Season to taste with salt and a few drops of Tabasco sauce.
Crumble in the cubed Stilton.  The sauce will keep for up to an hour if kept in a pan in a warm place.

If there was such a thing as the perfect lunch then chunks of full flavoured, juicy steak, with just the right amount of chew; buttery rich hollandaise, punctuated by the salty nuggets of blue cheese, and a peppery, bright salad of watercress with shallot dressing might just be it. Just add a glass of rough vin rouge and bon apetit!

Wednesday, 2 November 2011

Ham Bone Beans

To my mind there is little better to warm frozen fingers and toes after an evening huddled round the bonfire than a steaming bowlful of spicy, smoky ham and beans.  Not only is it a porky, pulse-laden joy to eat, it is also very easy to make and economical too.  The perfect wintery dish to stick on the back of the stove to quietly bubble away while you get on with other things.  Covered in the fridge it should last for four or five days (not that it ever lasts that long in our house), making it perfect to reheat for a quick  midweek lunch or supper.

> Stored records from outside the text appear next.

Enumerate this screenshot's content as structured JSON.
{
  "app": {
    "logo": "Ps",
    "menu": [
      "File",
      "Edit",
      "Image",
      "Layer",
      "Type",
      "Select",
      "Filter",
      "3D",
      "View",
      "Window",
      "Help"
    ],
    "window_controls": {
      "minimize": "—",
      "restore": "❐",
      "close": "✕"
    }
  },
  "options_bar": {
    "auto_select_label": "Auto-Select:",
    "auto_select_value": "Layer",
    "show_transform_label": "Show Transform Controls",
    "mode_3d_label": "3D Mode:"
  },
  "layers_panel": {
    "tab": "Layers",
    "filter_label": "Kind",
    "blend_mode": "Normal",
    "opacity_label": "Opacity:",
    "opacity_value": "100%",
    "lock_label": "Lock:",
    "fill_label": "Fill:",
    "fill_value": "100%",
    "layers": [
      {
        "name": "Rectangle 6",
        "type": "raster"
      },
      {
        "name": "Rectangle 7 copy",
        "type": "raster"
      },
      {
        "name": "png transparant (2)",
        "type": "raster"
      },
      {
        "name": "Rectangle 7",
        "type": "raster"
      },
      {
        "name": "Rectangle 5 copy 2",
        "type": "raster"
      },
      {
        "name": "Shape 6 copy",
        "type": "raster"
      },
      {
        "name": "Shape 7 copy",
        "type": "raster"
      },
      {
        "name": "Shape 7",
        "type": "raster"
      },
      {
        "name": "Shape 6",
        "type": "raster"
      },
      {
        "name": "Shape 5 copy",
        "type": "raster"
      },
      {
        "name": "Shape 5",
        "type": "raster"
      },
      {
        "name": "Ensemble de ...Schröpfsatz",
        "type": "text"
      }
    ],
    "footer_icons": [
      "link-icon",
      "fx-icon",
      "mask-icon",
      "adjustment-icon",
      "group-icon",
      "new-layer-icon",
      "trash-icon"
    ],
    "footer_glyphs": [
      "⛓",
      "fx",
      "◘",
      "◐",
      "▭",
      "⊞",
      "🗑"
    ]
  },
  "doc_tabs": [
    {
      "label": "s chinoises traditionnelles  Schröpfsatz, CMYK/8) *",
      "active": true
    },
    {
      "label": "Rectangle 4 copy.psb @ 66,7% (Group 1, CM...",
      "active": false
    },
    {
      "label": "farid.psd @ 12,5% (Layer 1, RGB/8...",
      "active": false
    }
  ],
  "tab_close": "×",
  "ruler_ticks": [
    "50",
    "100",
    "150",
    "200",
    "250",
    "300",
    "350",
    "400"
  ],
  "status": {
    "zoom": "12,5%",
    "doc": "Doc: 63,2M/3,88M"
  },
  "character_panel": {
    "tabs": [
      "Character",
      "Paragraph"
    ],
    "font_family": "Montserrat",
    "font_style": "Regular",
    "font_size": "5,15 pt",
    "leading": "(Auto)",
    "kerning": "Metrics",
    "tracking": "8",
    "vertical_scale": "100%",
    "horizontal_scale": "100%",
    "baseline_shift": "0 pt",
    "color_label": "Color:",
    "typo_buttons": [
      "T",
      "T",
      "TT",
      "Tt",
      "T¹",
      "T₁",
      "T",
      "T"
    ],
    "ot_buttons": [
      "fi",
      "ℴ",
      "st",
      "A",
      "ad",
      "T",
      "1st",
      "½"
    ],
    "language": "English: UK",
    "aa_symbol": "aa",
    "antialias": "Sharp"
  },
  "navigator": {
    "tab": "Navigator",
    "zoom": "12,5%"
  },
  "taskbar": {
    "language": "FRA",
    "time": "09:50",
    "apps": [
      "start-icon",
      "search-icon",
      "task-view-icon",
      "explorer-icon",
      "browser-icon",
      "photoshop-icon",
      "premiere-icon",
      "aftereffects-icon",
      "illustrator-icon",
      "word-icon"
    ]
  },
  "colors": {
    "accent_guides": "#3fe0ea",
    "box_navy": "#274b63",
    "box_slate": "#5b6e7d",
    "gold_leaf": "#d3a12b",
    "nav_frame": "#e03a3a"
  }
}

This dish is based on the Boston Baked Beans from Hugh Fearnely-Whittingstall's Meat book.  It's a clever and frugal  recipe as it features the humble haricot bean as the star of the show, with the meat in a supporting role providing extra richness and depth. 

The original 'Beantown' version would have featured salt pork and molasses; here I have used the, very similar, black treacle and the end bone of a Parma ham,  picked up cheaply at my local Italian deli. The cured meat adds a rich salty/sweetness, but Hugh's recipe uses uncured pork belly, so I guess the choice is yours.  If you do use cured/salt bacon or pork then check before seasoning, as it will be much saltier than if you use green bacon or uncured pork. 

Ham Bone Beans

500g dried haricot beans
Meaty ham bone or piece of pork belly/bacon (approx. 300/400g) cut into 5cm cubes.
50g soft brown sugar
3 tbsp black treacle/molasses
2 tbsp English mustard
4 cloves
4 small onions, halved
1 tbsp Worcestershire sauce
2 tbsp tomato puree
A couple of bay leaves
Fresh black pepper

Soak the haricot beans overnight in cold water.
Drain and rinse beans, place in an ovenproof casserole, cover with fresh water and bring to the boil.  Boil hard for 10-15 minutes, than reduce heat and simmer for about an hour, until the beans are soft.
Pre-heat oven to 140c.
Stir sugar, treacle, mustard, tomato puree and Worcester sauce into beans. Stud the cloves into the onions and add along with the ham bone/pork/bacon, bay leaves and pepper.
Place lid on casserole and bake the beans in the oven for 2-3 hours.  Stir mixture, check for seasoning and then return to the oven, unlidded, for another hour until the sauce has thickened.
If using a ham bone, remove, shred the meat and return to the beans.

As well as being fab on its own, with crusty bread or piled atop a buttery baked potato, it also makes a good breakfast addition. Serve it as part of a full-on full English, or as a pimped up version of beans on toast.